"We've got enough clean energy alternatives, that will provide a whole lot more jobs than what this shale gas nonsense will ever do.The opposition is seen more across the country. I am feeling optimistic that it will be stopped once people realise that it's going to affect them, their families, their children, their environment."
“My anger is brimming over every day and I can’t sit at home and do nothing... got to get out and make a show somehow. There is such loveliness in the world, there’s beauty in nature. It’s all part of living with nature and enjoying it and not trespassing on it, valuing it and valuing each other.”
— Anne Power
What is fracking?
Fracking is the process of extracting gas or oil that is trapped inside rocks and won’t flow freely on its own.
To get the gas and oil out the rock has to be fractured.
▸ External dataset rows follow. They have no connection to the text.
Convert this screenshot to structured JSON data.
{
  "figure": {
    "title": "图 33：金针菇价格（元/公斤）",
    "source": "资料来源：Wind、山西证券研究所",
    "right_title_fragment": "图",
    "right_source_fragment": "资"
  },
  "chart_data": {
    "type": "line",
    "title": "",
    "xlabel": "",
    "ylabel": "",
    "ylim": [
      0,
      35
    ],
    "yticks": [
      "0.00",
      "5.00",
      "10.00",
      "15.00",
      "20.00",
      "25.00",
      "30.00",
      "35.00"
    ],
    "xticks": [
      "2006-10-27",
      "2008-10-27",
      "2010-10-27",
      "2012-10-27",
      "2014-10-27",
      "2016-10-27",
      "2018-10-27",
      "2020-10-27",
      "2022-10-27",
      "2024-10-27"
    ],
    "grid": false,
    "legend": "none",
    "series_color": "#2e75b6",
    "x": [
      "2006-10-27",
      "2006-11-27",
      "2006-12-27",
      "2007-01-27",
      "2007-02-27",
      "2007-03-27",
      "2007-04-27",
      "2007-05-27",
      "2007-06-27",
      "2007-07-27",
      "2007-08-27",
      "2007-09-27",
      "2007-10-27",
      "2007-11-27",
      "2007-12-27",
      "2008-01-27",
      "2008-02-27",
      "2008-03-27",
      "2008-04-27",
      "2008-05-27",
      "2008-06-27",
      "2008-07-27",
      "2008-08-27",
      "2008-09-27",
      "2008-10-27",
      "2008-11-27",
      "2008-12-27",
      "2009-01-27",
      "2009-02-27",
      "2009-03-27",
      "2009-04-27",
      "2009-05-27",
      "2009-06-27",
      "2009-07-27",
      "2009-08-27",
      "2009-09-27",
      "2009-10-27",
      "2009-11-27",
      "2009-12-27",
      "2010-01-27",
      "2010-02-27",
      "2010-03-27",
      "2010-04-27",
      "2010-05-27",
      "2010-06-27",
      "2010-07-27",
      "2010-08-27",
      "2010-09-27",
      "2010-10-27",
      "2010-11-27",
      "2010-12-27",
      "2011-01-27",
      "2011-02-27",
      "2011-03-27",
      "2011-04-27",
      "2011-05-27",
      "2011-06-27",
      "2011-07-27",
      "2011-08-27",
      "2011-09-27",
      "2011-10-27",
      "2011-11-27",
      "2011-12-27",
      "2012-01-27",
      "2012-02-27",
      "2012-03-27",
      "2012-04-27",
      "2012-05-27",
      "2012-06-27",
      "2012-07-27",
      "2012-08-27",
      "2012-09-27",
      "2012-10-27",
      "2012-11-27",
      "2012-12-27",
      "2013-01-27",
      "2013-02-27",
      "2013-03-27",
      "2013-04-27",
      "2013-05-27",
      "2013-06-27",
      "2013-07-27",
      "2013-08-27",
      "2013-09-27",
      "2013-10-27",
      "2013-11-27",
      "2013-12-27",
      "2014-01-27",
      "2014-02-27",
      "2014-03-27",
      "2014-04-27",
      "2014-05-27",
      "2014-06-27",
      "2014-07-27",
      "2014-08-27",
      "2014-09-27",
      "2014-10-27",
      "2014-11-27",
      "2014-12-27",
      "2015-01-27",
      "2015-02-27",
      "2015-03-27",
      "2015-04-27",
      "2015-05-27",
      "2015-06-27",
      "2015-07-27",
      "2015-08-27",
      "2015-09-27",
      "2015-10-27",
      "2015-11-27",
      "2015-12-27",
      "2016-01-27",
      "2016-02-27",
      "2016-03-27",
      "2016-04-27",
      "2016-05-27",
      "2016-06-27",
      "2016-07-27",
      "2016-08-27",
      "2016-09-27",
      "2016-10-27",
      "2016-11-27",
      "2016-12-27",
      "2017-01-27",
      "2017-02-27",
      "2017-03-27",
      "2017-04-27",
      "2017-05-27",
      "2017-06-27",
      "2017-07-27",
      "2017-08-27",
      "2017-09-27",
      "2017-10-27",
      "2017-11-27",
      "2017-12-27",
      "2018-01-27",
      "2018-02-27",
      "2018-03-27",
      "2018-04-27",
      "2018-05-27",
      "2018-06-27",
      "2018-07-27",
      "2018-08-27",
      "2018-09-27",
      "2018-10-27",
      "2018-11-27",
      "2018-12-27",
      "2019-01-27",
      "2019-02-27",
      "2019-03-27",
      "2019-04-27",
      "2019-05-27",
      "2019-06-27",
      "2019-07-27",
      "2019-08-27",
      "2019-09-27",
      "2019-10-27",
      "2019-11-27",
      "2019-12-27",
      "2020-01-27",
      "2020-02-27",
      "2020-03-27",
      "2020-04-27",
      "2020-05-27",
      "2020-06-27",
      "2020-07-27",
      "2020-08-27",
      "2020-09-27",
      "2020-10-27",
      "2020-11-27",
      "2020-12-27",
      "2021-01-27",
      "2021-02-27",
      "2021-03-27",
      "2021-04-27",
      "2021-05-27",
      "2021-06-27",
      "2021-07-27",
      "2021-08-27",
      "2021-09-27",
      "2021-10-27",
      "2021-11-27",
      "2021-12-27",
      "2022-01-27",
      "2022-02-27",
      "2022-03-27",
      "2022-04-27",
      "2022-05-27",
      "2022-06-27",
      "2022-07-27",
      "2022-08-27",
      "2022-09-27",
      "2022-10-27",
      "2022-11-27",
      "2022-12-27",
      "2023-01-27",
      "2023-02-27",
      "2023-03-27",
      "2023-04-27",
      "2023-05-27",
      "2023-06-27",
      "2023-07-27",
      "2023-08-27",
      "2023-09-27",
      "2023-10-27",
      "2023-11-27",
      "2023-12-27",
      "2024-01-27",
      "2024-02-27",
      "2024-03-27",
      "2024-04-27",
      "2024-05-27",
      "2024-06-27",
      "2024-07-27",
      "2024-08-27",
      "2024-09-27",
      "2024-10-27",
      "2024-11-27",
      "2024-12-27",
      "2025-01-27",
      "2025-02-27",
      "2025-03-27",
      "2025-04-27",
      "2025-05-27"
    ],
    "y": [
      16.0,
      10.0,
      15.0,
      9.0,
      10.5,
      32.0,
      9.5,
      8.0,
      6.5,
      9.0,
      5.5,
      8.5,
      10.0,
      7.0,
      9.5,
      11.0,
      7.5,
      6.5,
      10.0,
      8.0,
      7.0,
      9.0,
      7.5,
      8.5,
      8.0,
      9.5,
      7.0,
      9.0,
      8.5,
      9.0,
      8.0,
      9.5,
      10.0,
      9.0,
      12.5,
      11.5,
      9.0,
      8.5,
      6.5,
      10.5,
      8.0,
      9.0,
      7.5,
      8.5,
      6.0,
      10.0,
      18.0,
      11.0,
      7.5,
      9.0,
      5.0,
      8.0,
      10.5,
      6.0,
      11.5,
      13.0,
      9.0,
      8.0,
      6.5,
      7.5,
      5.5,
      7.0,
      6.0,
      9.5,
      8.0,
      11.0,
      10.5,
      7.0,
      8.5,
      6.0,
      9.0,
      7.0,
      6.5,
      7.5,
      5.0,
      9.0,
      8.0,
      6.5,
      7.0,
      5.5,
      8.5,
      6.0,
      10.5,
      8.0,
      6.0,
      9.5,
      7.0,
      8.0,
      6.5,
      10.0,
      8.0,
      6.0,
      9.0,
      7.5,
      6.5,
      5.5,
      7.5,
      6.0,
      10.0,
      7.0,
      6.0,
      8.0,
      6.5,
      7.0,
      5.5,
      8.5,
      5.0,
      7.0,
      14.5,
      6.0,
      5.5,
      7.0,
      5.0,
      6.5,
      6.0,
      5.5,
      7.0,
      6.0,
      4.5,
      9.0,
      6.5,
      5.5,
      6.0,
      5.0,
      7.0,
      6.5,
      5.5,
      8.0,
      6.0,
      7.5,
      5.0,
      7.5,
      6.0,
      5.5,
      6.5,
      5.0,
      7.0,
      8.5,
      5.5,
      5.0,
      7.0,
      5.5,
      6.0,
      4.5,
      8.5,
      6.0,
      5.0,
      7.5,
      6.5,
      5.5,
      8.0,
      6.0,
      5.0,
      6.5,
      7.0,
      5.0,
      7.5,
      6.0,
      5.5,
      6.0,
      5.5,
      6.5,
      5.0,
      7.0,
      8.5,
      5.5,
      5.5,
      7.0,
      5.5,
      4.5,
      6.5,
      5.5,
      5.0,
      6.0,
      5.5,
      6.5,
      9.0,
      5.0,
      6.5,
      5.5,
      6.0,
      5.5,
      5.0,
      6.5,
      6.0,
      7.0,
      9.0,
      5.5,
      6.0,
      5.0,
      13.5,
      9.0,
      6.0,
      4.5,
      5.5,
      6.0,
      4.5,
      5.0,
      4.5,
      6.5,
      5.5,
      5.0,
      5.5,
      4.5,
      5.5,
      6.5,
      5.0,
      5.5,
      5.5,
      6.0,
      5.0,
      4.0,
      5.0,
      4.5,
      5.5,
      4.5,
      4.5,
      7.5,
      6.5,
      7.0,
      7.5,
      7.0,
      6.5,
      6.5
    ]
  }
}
A mixture of water, sand and chemicals is pumped down a well at high pressure. This fractures the rock and when the pressure is released, the gas or oil flows back up the well.
This is known as hydraulic fracturing - or fracking for short.
What are the public saying about fracking?
The government said it would listen to people on fracking, but it hasn’t.
A recent government survey shows that less than 20% of the public support shale gas, while support for renewables has been consistently high at 75-80% since the survey began in 2012.
186,685 people signed a petition to then Prime Minister, David Cameron, asking the government to respect Lancashire’s democratic decision to say “no” to fracking.
Yet the government has handed out more than 200 licenses to companies to frack. A change in the law in 2015 means this could include land underneath people’s homes.